Outcome: Did they contact you or did you contact them?

Fraser: They contacted me. What I don't think they realized was that Unidentified Human Remains was really big in England, and particularly in Manchester where [British QAF creator] Russell Davies lived. When I saw the English version of the show, the relationship between Stuart and the younger boy was much like David and Kane [in Remains], and there was the scene on the rooftop, and I thought "Gee, I've had an influence on this show of some kind." And then all of a sudden two years later there I am being offered a chance to write for the new show. But I think that in some ways I helped inspire the English version and so it's gone kinda full circle.

Outcome: Brian and Debbie bonded over a joint in one of the two episodes that you wrote, and I thought it was one of the best scenes of the series. It has you written all over it.

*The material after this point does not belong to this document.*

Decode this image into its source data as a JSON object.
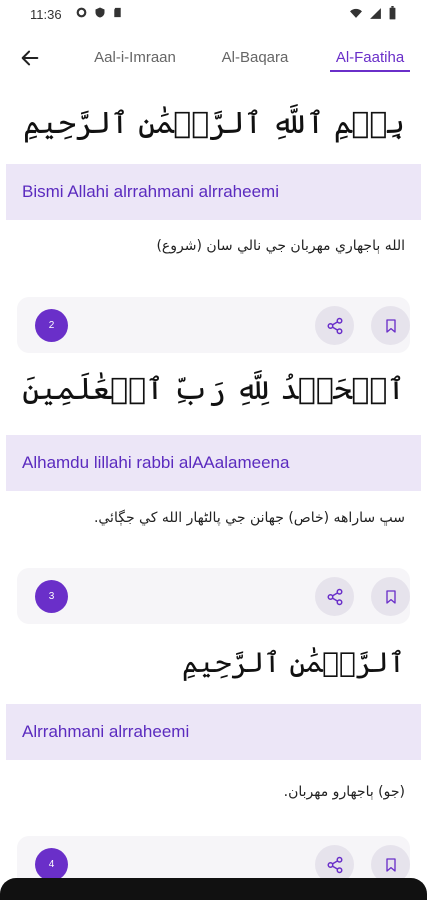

Fraser: Thank you. I actually pitched that one because we knew Brian and Debbie had to make up after the conflict they were having all season and we weren't sure how to break that barrier and I said let's have them smoke up because Brian smokes dope all the time and Debbie is an ex-hippie. We don't always get to write such good character-based scenes, and when I wrote the scene, it just flowed out of me.

Outcome: What do you think are the responsibilities of a gay artist, especially in today's political climate?

Fraser: I think every gay artist has a responsibility to be political. I was much more militant about it in the mid-90s; I thought we had a political obligation to protect ourselves and to speak out and to make things happen. A lot of straight people who saw Leaving Metropolis said to me, "why do we care anymore?" and yet, living in the gay community, I'm hearing all these stories now about guys who have been on protease inhibitors since 1994 who are actually going off of them now because they can't deal with the side effects. In Leaving Metropolis, Shannon goes off her meds because she doesn't want to live anymore - and I think that maybe I'm a little ahead of the curve - but I think that's going to become an even bigger problem that it is now. This is a whole issue that's not being talked about at all.

Outcome: Which medium do you like working in the best?

Fraser: They all have their challenges, and they all have their advantages. I've worked in film, theatre, television, I have a talk show on PrideVision called Jaw Breaker that I host and produce. In a perfect world before I die I will write a novel, a couple more movies, a Broadway musical that will be a huge hit. The important thing for me is to keep trying different mediums and find what the power of the writer and director is in that medium and then explore it. The important thing to me is that I'm telling the stories that I want to tell about the characters I want to write about and I don't really care what medium it's in.

Outcome: What else are you working on now?

Fraser: I have a new play which opened in Manchester, England last year called Cold Meat Party and it's opening here in Toronto in September. And I've also adapted my play Snake In Fridge as a screenplay which I'm supposed to direct with Rob Morrow's company. Remains is opening off-Broadway again, and it's opening in Toronto next month in a major revival as well.

Outcome: Anything you'd like to touch on that I didn't bring up?

Fraser: I'm very appreciative of Buffalo, of all the support they've shown my work. Most people don't think of Buffalo as being a fabulous theatre or art center, but for the last 15 years no other city has done as many of my plays as Buffalo has.


Review of Leaving Metropolis